Detective Swank put her on hold then resumed, breathlessly. “Cassandra, you’re brilliant. Yes, we want to be prepared to defend our fair city. Please spend a few hours gathering examples to tutor me to set up my own speaking imitator. If this weren’t like terrorist thinking it would be fun and games. How about I come over in two days to take the voices out for a spin? Gotta go, we have another fast food restaurant robbery in progress!”
Later that morning, travel letdown hit Casey hard. The OMG Reunion wasn’t just a bust, it shook her belief in the contributions of her computing profession. Her weekend’s companionship with Sally had explored the good and bad sides of web site design affecting people with vision loss. She feared that a rampage of Pink Page attacks could accelerate the downfall of the WWW. Having worked on the early ArpaNet in the 1970s, enjoyed Usenet in the 1980s, researched hypertext argumentation as the Internet commercialization metastasized into surveillance capitalism, she couldn’t imagine life without Twitter for news and myriad website’s for information, no matter how rickety their design. Tweeting off those advertising distraction, mis-informants, and privacy intruders was a game she played in her hours of personal isolation.
The CumuLinker Whisperer offered her new social channels and a means to replenish her retirement funds. Detective Swank’s call nudged her toward private investigator gigs. Her specialty could be computational snooping using her power over Whisperer programming. Society was stumbling into sinister use cases for the Whisperer’s synthetic speech.
She’d been seeking a technology challenge throughout her retirement years.

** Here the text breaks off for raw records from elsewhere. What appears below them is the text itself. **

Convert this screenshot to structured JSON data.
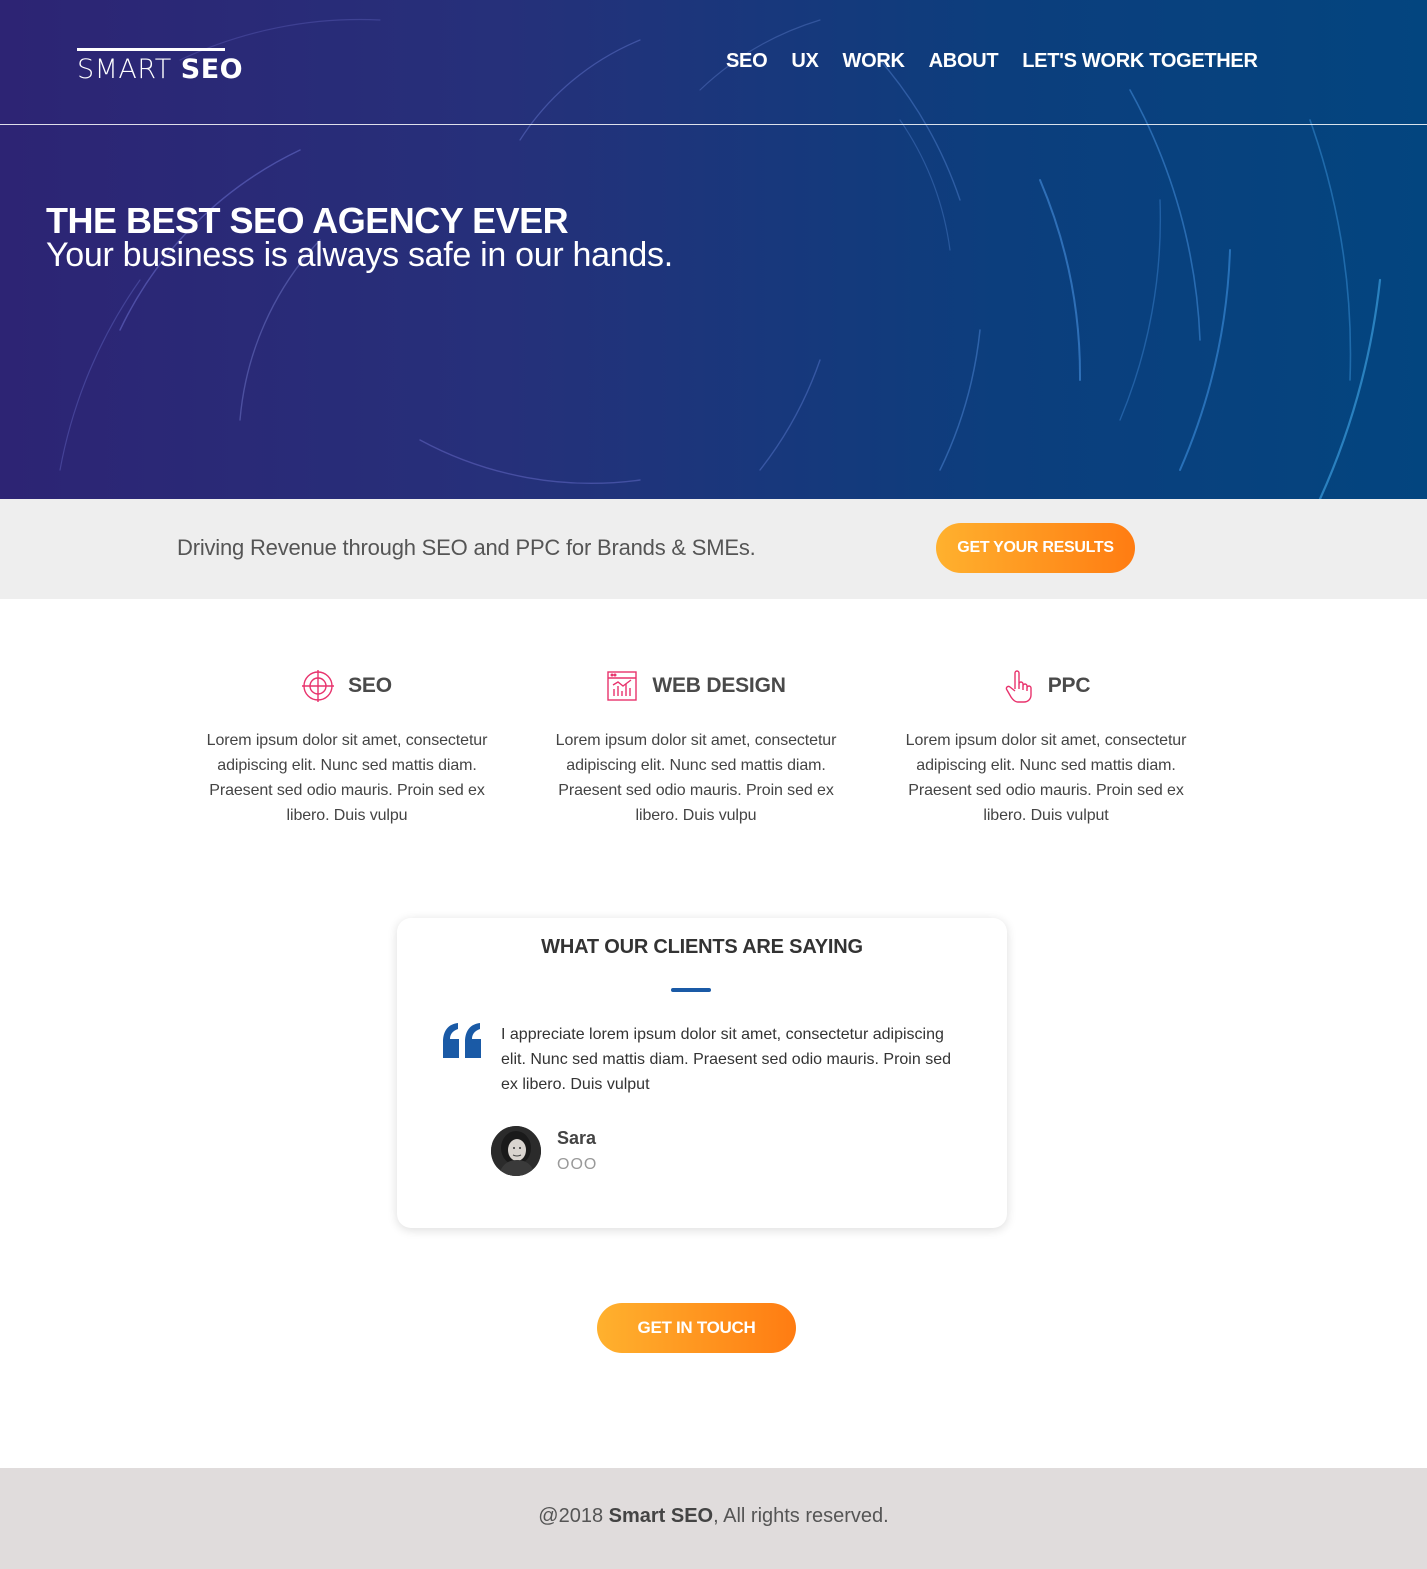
{
  "header": {
    "logo_light": "SMART",
    "logo_bold": "SEO",
    "nav": [
      "SEO",
      "UX",
      "WORK",
      "ABOUT",
      "LET'S WORK TOGETHER"
    ]
  },
  "hero": {
    "title": "THE BEST SEO AGENCY EVER",
    "subtitle": "Your business is always safe in our hands."
  },
  "cta_strip": {
    "text": "Driving Revenue through SEO and PPC for Brands & SMEs.",
    "button": "GET YOUR RESULTS"
  },
  "services": [
    {
      "icon": "target-icon",
      "title": "SEO",
      "text": "Lorem ipsum dolor sit amet, consectetur adipiscing elit. Nunc sed mattis diam. Praesent sed odio mauris. Proin sed ex libero. Duis vulpu"
    },
    {
      "icon": "chart-browser-icon",
      "title": "WEB DESIGN",
      "text": "Lorem ipsum dolor sit amet, consectetur adipiscing elit. Nunc sed mattis diam. Praesent sed odio mauris. Proin sed ex libero. Duis vulpu"
    },
    {
      "icon": "pointer-hand-icon",
      "title": "PPC",
      "text": "Lorem ipsum dolor sit amet, consectetur adipiscing elit. Nunc sed mattis diam. Praesent sed odio mauris. Proin sed ex libero. Duis vulput"
    }
  ],
  "testimonial": {
    "title_pre": "WHAT ",
    "title_bold": "OUR CLIENTS",
    "title_post": " ARE SAYING",
    "quote": "I appreciate lorem ipsum dolor sit amet, consectetur adipiscing elit. Nunc sed mattis diam. Praesent sed odio mauris. Proin sed ex libero. Duis vulput",
    "author": "Sara",
    "author_role": "OOO"
  },
  "contact_button": "GET IN TOUCH",
  "footer": {
    "prefix": "@2018 ",
    "brand": "Smart SEO",
    "suffix": ", All rights reserved."
  },
  "colors": {
    "accent_orange_start": "#ffb12e",
    "accent_orange_end": "#ff7c12",
    "icon_pink": "#e8336d",
    "quote_blue": "#1a5aa6"
  }
}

Could her professional niche using Consequential Reasoning supplement her own intuition and predictive tendencies? She wasn’t just any “Cassandra namesake” archetype, she was “Casey, the oracle” who knew how to select valid and reliable test cases to probe software qualities.
Names and nicknames distracted her travel-tired brain. She’d forgotten until the reunion about her former college nickname, “Cassy”, which she’d changed to “Casey” in her mid-career return to graduate school. Modern search engines didn’t track her identity from “CHawk@ISI’ in the 1970s, through “CsHawk” on Usenet, bypassing the intermittent “ClassyCassy”, into her modern “moniker “Casey”. Only a dip into public records could reveal her complete identity and occasional financial and legal misadventures. Colleague Sally Rhodes had encountered the British saying, and comic strip, “Sally Forth”. They’d compared nicknames with identity over their wine and appetizers in Washington.
Then they challenged each other to name the “gang of X” which they’d imagined would take on those Pink Page marauders. The two differently experienced computing elders agreed to disagree whether Pink Page attacks were sexist, let alone healthy for the Web in the long run. Both were fans of TimBL, the Web’s creator, who now railed at his ugly, nasty progeny.
Both wanted a joint project. Casey would pursue attackers identities and explore their motives. Sally would develop defenses against the attackers which could also improve the quality of the victim website’s. Sally had already grabbed the domain name for their envisioned gallery of before-during-after screen shots with their critiques.They were ElderOrder.org.
She opened her Steno pad and started a mind map to sort out her questions, doubts, and opportunities.
And then, Casey’s Internet connection dropped. She fixed lunch, waiting for at least one connection to revive, suspecting a two-hour Cyber Squirrel electrical repair job. She yelled at her iPhone, “Come on, Internet, I have work to do!”